Yes, it’s already the case. My daughter and I even send emails to each other while we are in the same house; she is wirelessly connected to her laptop and I am on a desktop computer. We like the asynchronous convenience of this we chose to answer or not, and have a brief exchange, remind each other of details, set up rides to events. I find myself losing touch with friends who do not have email.
I think this will happen sooner and in 10 years we already see a counter movement. People are fed up by working all the time, or being interrupted by work during leisure time, so will claim back the free time and divide between work and leisure. Of course there are always people that make work out of their hobby and think their work is their hobby.
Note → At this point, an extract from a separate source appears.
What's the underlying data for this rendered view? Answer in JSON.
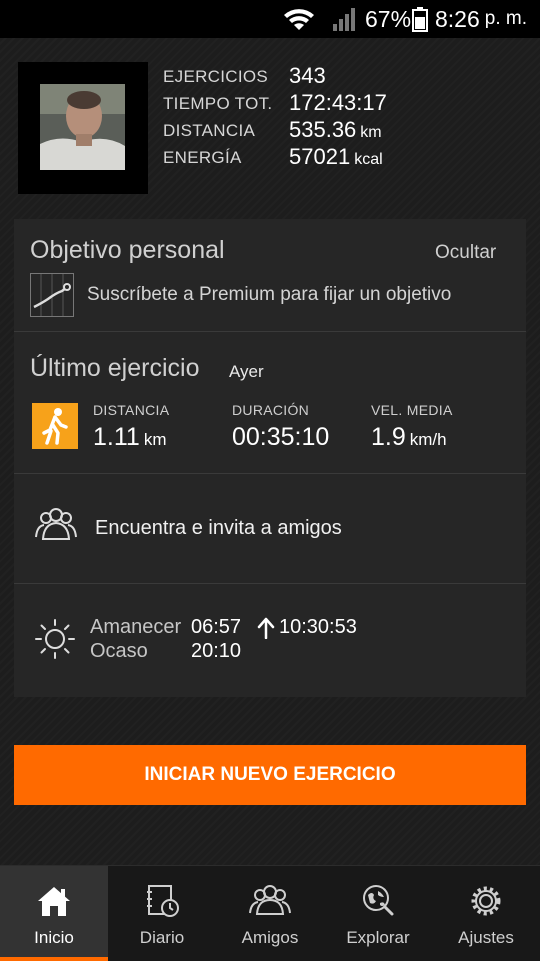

The difference between work and leisure will continue to exist. Family dynamics are already altered for many given the pervasive use of the internet for chat, use of computers for games, and DVDs for movies. Working at home has been around for a while. The federal government says it wants more employees to work at home, but the reality is that the increase in productivity expected has not materialized. In private industry some sectors may increase work at home, but others will not and probably can not given the nature of their work – be it services or manufacturing.
I imagine that we will no longer ”clock in and clock out” of work. It will be easier for families to schedule around personal needs, but it will also be easier for work to insinuate itself at home.
This is either a utopian, or an extraordinarily pessimistic prediction depending on how you choose to read it. While both telework and home-schooling are increasingly enabled by online tools, that doesn’t necessarily mean that there is huge pent-up demand by the broader society for either of these things. There are simply too many aspects of both work and school that require face-to-face contact. There are also special personal and interpersonal skills required to make either one of these things a success. It takes a special person to offer home-schooling to their child, or to work from home and maintain healthy relations with remote colleagues. The internet doesn’t change that. These things will grow, but likely at a modest rate for the foreseeable future.